    I am one that questions everything. Trust but verify. This is a game where equipment matters as much as the shooter; more evident at the higher levels.

    When I give a presentation on optics, the first slide states the scopes purpose. It is there to replace your iron sights and needs to be every bit as robust - that could not be more true than for you guys being as that you have always been iron sight dependent.

    The above is very much what justifies the overall cost of a Nightforce riflescope or others similar. Over the years, I have used just about every low power variable there is in the sport of 3 Gun. I quickly came to find out what worked and what did not. I purchased a many of $5-$800 optics only to have them fail when it mattered most. I came to appreciate quality optics and quality gear as they impacted my performance and it made the investment easier to swallow and more justifiable. That $3000 riflescope quickly looked cheap when I looked at all the money wasted (scopes, match fees, ammo, travel, lodging, etc.) trying to obtain performance at a lesser cost. That lesser cost is plenty acceptable if your are willing to accept the failures when they occur.

    In my opinion, the most important factors to success in any competition is CONFIDENCE! Confidence in my ability to perform on demand and confidence that my equipment will perform reliably when I expect it to. When I can go into any match and feel CONFIDENT, I typically never lost.

    I've colored the quoted text that addresses whether tight rings on a tube that's larger than their ID can affect performance.

    I suspect much - if not all - of the above is equally applicable to optics not used for service rifle competition too.
     
  9. JRS

    JRS Silver $$ Contributor

    Joined:
    Mar 3, 2008
    Messages:
    5,035
    Perfect, along with zero tolerance and a lifetime warranty is achievable.

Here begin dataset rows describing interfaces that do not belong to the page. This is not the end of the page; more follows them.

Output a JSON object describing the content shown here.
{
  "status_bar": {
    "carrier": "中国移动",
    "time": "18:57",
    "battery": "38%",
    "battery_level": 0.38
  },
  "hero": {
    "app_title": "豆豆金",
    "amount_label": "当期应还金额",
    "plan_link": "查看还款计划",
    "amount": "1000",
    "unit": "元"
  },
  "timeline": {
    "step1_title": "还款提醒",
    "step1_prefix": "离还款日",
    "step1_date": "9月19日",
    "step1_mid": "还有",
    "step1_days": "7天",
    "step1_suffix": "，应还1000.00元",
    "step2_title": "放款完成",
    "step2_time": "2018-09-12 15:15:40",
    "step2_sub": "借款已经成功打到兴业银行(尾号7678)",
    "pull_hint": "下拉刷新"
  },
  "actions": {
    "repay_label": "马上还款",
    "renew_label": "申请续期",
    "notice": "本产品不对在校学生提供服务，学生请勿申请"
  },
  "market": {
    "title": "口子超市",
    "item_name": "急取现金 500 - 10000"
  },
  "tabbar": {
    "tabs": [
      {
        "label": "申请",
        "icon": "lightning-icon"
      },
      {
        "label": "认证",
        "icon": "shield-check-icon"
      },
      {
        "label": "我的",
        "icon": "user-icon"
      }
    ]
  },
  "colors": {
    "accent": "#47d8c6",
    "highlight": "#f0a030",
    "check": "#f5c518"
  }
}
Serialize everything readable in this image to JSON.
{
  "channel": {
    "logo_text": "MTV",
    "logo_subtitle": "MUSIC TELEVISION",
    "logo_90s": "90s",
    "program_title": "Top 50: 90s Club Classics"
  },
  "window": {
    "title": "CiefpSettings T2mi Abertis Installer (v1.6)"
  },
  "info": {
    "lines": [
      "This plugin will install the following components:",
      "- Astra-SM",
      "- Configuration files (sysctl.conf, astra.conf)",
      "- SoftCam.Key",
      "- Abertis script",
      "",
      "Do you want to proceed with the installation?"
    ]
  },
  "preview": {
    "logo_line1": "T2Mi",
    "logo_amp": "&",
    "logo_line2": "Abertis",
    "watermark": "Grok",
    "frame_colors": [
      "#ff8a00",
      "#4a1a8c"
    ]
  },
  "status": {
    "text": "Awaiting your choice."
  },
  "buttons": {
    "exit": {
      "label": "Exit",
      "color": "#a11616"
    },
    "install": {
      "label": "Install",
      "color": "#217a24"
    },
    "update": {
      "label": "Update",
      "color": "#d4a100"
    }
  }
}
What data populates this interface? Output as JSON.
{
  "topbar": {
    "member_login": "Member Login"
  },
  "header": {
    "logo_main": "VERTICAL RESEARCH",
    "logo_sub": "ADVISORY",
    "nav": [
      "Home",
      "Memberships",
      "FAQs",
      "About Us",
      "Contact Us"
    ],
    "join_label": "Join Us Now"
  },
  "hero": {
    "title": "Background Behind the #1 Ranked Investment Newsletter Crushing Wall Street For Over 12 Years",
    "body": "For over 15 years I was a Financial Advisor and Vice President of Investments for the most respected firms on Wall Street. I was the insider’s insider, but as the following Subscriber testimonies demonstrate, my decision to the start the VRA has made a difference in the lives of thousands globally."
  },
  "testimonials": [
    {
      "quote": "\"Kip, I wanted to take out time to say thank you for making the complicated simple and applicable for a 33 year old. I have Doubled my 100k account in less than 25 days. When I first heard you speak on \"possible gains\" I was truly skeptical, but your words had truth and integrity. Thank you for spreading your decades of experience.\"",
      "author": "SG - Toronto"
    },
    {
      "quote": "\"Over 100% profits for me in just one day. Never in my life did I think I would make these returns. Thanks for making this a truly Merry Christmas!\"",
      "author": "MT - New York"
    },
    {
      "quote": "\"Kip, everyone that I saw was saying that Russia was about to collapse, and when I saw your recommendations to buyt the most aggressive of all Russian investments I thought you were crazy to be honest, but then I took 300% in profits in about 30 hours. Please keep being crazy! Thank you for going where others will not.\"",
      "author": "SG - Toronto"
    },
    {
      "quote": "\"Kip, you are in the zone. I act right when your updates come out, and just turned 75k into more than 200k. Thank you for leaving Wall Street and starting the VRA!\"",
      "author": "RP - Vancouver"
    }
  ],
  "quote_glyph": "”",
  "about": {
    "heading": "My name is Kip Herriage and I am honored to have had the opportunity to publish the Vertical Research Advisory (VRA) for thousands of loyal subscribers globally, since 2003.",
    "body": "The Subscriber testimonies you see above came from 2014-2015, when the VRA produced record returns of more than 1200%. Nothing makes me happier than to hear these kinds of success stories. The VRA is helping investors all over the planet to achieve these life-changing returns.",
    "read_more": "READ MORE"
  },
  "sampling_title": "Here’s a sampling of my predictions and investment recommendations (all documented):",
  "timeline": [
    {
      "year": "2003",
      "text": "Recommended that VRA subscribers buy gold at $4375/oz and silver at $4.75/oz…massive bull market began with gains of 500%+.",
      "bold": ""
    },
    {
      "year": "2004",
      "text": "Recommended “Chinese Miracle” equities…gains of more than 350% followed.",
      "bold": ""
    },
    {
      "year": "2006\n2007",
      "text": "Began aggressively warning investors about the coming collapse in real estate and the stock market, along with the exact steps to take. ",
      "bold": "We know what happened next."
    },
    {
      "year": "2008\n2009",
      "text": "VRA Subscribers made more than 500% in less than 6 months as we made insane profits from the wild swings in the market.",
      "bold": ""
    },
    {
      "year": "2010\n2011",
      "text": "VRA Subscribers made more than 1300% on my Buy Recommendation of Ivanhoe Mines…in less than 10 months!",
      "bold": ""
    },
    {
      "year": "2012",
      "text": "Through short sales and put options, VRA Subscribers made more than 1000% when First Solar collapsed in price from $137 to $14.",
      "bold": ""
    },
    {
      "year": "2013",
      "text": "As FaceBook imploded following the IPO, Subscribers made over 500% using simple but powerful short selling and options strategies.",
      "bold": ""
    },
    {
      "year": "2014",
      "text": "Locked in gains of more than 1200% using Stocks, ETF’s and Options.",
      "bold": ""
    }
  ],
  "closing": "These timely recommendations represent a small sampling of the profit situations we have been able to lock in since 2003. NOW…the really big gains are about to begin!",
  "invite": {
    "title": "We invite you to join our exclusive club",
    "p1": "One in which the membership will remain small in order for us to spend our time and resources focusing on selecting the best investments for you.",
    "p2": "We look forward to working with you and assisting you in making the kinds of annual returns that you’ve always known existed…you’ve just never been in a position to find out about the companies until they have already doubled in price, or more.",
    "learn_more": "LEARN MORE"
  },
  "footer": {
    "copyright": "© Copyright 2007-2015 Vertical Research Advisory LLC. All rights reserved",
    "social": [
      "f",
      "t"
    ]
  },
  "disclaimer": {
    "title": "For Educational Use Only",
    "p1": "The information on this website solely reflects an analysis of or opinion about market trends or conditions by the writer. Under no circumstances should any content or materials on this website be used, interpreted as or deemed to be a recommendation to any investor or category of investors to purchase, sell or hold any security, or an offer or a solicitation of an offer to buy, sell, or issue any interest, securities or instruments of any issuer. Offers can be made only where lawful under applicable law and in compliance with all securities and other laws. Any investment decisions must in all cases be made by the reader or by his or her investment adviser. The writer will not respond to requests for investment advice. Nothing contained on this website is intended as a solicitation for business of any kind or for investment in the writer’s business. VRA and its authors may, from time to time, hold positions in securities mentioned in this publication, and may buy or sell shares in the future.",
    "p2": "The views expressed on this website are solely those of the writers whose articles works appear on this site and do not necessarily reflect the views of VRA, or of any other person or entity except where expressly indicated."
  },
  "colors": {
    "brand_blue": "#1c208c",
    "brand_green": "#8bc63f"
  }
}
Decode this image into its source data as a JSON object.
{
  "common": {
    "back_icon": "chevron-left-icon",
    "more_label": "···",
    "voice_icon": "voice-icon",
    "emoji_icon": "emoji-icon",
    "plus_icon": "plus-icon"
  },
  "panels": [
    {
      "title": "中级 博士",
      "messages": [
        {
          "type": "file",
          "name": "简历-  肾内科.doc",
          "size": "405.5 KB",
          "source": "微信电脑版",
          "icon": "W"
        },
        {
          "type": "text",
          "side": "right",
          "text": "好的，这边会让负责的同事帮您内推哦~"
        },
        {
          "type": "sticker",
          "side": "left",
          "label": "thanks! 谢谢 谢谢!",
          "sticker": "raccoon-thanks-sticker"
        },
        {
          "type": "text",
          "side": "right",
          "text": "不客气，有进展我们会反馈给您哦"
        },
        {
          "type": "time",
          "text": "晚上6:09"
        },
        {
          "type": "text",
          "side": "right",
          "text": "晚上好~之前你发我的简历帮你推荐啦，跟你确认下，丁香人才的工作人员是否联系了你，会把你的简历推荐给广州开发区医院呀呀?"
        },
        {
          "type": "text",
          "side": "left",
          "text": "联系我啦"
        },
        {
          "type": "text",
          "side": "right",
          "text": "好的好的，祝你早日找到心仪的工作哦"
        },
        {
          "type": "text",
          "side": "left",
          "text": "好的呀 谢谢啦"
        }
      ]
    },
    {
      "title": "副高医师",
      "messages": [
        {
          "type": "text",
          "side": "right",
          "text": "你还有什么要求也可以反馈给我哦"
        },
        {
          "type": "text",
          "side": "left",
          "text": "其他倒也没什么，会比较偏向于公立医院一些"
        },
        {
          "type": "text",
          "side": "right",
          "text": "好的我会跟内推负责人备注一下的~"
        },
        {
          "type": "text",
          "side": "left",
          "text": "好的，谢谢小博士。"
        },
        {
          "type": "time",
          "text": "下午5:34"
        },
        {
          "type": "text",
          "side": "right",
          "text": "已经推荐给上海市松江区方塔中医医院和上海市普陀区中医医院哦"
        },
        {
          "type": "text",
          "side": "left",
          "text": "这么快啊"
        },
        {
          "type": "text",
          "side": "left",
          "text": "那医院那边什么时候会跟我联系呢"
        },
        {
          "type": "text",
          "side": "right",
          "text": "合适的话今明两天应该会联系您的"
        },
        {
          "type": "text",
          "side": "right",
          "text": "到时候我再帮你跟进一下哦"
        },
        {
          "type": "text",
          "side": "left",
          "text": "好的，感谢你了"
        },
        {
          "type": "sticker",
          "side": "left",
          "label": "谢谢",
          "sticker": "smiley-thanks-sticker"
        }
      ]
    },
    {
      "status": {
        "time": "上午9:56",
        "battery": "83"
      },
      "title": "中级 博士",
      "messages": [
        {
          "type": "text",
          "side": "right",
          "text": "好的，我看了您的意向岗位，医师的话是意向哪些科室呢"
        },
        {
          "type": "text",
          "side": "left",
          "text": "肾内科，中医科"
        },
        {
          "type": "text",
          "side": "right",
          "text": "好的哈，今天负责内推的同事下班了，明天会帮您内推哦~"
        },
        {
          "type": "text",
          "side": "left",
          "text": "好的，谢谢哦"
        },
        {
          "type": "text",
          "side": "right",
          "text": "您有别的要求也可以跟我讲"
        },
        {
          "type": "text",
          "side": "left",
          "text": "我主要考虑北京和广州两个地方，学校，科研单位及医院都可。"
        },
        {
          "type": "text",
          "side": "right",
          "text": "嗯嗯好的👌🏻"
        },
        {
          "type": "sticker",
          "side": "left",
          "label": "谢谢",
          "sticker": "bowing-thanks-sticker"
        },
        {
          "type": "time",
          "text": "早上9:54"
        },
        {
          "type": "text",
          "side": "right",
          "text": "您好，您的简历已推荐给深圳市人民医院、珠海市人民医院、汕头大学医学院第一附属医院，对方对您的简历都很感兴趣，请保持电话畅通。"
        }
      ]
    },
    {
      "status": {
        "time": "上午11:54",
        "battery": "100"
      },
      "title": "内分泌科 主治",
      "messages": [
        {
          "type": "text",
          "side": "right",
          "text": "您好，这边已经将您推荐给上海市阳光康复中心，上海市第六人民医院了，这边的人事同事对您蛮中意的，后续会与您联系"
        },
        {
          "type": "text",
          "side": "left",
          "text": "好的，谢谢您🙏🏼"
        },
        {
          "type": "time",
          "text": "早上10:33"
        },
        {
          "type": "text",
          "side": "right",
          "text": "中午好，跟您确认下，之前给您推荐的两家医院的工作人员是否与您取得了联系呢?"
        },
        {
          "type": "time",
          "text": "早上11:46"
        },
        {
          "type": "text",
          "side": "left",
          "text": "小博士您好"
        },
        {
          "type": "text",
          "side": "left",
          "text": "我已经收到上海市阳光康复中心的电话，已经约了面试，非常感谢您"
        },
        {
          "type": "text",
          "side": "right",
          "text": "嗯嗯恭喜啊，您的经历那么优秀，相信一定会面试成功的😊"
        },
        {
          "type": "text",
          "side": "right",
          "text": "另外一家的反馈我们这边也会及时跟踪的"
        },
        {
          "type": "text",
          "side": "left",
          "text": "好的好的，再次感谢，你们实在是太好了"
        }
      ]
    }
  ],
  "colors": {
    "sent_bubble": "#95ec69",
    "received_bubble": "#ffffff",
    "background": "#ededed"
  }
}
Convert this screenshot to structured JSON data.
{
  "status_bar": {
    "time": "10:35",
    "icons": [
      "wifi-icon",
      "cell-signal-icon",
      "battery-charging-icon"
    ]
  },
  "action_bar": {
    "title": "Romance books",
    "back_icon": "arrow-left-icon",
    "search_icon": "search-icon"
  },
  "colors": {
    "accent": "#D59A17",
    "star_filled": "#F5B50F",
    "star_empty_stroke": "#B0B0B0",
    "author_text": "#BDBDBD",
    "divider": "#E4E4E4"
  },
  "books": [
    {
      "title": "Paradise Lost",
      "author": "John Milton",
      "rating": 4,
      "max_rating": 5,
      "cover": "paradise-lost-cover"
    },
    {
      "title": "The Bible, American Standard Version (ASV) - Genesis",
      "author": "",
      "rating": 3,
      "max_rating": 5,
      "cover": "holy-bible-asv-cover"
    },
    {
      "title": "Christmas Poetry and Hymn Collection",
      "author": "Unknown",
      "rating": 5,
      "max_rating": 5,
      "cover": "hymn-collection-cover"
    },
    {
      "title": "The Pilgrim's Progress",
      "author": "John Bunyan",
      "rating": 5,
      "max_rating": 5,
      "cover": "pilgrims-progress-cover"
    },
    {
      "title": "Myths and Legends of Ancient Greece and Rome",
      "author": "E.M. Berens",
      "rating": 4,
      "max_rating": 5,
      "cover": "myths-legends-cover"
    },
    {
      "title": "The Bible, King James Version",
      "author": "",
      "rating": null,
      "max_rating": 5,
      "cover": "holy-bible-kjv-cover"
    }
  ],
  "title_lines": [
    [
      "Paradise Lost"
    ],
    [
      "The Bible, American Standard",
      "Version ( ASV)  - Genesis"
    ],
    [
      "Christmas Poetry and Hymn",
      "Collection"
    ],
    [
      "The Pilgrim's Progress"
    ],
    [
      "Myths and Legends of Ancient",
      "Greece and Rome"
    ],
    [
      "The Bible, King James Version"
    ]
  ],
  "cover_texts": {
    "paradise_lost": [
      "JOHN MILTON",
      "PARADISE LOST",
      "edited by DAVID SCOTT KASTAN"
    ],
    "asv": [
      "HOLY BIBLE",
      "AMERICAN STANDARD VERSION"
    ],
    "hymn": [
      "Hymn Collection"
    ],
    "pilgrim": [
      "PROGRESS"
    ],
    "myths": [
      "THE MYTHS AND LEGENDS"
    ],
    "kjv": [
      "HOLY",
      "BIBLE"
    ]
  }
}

How much are you willing to pay for it?
     
  10. johara1

    johara1

    Joined:
    May 16, 2008
    Messages:
    3,331
    You may want to check the rings for true size, they maybe under sized and when mounted they maybe out of alignment. That is why you bed the mount and Lapp the rings. be sure to file the sharp edges off the inside edges where they mate together or you will have ring marks...... Jim
     
  11. Willie

    Willie Silver $$ Contributor

    Joined:
    Feb 3, 2017
    Messages:
    175
    UPDATE: The March rings arrived arrived and appeared to be high quality. One thing that surprised me was no instructions or their recommendations for torque values. Had to call to get the torque specs. Upon removing the cap screws and ring tops, I found them to have anti-seize lube, which I cleaned off with acetone and a fine brush. I prefer the blue loktite approach.

    I already had my rail spacing, so I mounted the bases and tightened to 60 in.#. I then tightened my Kokopelli alignment bars in place with ring tops for a trial fitting. They lined up perfectly on on planes, so I removed them and set the March in the lowers. It was a perfect fit, very slight resistance when I set eye relief and vertical. I did do a very light lap, with a fine compound, and mounted it up, triple checked everything, and tightened it to 25in.#. March tech said 23-28 in# min/max. Seemed like a high number to me.

    I had a few left over rounds, so I ran to range and it zeroed @ 200 yards with 1&3/4 moa from horizontal center. Not my final load, but I was impressed. One thing I liked was the flats on cap rings, with the rifle and scope leveled, I was able to put a level on the cap rings. Sure made it easy to keep gaps equal when torquing. Also, the zero stop is the simplest to set, I've ever dealt with.

    Thanks for the input, Guys. Time will tell, but for now, I'm a happy camper.
     

Share This Page